This poem came out of the June 19, 2012 Poetry Fishbowl. It was inspired and sponsored by rix_scaedu. You can explore Swedish flower hens and pytt i panna online. This poem belongs to the Hart's Farm series, for which more information appears on the Serial Poetry page.
Hens and Flowers
Astrid loves gathering eggs.
As she walks toward the nearest barn,
she swings her empty basket,
one that her father wove from willow stems.
The weather is growing chilly now;
Astrid wears her good wool sweater
and the hens are nesting in the manure pile
where Solvig -- who knows everything --
says that the rot keeps things warmer.
These are skånsk blommehöna,
called "flower hens" because
they come in all colors like flowers do.
There are brown ones with black speckles
and tan ones with white or brown speckles.
Some are almost all white with a few black feathers,
while others are dark with a white saddle.
The rooster is a bright red-brown
with long curling tail feathers that are black
but turn green when the sun hits them just so.
He tips his head as Astrid approaches,
staring at her with one beady eye.
"Don't peck at me, Mr. Rooster," says Astrid.
"Your hens have been working so hard!
I am just coming to get some eggs
so they will have room to lay more."
Elharn, who is standing on a box
to fix one of the posts, chuckles at Astrid
and says, "Does that actually work?"
"Most of the time," she says,
gently easing her hand under the hens
to remove the warm smooth eggs.
The rooster tugs at Astrid's foot.
She shoos him away, saying,
"Silly rooster! That's not a worm,
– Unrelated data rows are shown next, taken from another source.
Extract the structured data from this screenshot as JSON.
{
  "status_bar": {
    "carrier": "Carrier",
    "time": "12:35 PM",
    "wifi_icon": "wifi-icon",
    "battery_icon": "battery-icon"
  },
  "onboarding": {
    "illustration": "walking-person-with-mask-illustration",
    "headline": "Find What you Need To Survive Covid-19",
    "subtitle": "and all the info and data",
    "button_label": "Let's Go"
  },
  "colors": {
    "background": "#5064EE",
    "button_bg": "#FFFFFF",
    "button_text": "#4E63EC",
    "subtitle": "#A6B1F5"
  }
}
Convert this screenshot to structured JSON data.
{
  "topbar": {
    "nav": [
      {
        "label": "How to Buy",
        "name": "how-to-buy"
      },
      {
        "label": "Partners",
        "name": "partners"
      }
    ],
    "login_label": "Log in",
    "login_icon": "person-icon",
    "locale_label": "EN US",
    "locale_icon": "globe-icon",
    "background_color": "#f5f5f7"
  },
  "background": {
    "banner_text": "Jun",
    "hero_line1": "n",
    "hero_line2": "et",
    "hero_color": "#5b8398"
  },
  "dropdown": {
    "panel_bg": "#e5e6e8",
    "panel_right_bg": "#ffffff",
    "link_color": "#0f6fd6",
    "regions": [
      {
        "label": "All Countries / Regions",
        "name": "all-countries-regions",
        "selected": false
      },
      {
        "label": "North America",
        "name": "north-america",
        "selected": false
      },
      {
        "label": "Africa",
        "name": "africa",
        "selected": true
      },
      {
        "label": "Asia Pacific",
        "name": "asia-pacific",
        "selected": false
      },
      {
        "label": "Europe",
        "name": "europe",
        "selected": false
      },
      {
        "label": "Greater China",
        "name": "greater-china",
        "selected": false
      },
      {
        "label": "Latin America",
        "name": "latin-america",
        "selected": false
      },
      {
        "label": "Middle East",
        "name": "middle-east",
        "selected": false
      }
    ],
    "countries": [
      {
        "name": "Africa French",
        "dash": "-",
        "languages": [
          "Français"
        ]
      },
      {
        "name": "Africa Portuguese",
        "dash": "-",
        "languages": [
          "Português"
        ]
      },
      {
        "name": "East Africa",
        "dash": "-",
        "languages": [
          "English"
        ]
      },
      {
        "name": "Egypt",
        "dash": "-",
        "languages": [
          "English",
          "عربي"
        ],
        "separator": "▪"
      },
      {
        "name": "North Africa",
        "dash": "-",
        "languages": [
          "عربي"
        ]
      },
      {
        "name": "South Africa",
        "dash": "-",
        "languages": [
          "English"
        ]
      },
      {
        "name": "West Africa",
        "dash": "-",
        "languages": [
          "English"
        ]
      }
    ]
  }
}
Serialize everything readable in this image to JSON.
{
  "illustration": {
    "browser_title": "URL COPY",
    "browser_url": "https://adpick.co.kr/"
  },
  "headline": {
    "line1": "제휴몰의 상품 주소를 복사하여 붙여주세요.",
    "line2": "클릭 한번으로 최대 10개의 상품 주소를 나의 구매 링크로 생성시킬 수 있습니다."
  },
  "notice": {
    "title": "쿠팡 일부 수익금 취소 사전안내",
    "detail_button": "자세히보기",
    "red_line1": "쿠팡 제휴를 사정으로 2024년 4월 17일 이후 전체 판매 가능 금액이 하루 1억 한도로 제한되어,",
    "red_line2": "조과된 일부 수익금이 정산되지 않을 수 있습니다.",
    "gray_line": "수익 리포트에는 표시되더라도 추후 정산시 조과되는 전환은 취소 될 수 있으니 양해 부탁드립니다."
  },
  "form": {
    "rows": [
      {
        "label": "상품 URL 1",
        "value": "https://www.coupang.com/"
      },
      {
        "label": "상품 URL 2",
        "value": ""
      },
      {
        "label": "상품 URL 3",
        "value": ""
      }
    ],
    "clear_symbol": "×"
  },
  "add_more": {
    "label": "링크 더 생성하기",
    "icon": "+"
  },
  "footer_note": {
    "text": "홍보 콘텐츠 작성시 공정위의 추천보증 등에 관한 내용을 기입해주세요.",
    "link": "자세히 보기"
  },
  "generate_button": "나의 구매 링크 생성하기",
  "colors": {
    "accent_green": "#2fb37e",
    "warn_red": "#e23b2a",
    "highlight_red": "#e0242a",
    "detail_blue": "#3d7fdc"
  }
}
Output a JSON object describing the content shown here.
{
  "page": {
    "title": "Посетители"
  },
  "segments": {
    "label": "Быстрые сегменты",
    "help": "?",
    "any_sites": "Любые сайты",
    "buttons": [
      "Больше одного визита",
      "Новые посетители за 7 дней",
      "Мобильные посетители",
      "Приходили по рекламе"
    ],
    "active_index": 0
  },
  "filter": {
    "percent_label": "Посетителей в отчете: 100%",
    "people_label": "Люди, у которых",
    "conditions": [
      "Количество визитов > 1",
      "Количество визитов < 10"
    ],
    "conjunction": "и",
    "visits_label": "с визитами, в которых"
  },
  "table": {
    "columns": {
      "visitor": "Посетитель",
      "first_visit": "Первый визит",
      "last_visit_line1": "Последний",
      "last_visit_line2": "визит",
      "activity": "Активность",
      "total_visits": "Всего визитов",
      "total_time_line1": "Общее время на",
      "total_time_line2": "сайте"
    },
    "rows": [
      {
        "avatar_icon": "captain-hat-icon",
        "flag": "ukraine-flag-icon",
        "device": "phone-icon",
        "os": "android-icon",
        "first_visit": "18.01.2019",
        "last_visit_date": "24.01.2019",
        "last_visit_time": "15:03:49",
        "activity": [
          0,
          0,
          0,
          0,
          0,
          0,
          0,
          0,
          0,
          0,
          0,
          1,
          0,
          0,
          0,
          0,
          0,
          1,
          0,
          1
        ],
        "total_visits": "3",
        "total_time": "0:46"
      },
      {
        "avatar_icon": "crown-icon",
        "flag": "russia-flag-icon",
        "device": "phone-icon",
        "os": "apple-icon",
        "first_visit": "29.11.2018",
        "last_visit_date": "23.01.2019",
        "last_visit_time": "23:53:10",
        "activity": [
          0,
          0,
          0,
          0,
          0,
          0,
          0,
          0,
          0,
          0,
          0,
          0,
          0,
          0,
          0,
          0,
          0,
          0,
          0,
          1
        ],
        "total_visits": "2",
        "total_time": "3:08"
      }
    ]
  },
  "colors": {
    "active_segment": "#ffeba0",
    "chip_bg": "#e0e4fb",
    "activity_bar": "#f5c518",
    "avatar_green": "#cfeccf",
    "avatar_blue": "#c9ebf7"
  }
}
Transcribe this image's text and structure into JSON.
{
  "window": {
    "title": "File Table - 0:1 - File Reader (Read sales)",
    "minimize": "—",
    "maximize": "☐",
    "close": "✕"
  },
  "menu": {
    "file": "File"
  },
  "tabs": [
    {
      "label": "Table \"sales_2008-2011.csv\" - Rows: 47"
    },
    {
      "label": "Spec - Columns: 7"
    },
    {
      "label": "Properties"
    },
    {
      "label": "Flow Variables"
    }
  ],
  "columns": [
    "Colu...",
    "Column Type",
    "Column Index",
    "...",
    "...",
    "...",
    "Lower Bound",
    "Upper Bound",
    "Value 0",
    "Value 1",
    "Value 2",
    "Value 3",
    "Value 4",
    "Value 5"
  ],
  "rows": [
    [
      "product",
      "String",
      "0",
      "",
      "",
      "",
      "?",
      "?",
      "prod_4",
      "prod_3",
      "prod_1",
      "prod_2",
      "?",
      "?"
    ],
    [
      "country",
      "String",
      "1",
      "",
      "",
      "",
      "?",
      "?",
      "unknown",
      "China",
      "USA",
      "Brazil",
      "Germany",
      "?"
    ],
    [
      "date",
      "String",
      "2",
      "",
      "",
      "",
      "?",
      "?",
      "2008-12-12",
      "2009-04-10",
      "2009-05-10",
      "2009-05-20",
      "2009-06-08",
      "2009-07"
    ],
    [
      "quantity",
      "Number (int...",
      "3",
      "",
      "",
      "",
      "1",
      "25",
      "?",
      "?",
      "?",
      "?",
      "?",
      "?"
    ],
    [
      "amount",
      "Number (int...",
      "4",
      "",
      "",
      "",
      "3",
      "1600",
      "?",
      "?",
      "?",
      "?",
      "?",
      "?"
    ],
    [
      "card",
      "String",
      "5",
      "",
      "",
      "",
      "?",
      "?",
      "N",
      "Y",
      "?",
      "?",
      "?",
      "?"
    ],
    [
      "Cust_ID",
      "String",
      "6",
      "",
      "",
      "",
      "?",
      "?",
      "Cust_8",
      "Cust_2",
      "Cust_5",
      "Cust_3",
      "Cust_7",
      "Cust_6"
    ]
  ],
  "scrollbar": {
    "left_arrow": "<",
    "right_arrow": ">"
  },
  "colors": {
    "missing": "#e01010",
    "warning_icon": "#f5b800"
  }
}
that's my shoelace." Astrid finds a stick
and stirs the manure pile to turn up some worms.
The rooster and hens scurry after them,
pecking and scratching.
Vendel is mucking out the stalls in the barn.
Astrid greets him as she walks past,
careful not to startle the big draft horses
because startled horses tend to kick.
There are more hens inside;
they sneak into stalls to lay their eggs in the straw
while some of the horses are outside working.
Soon Astrid's basket is full.
There will be plenty of boiled eggs for lunch
and pytt i panna, hashed potatoes with fried eggs on top.
She walks carefully now, holding the heavy basket steady
so that it does not bump against her knee.
On the way back to the kitchen,
Astrid spies a patch of wildflowers:
white and yellow like the insides of eggs,
flecks of red like the speckled hens.
She picks a bouquet for Una
and thinks about how everyone will smile
when they see the flowers on the table.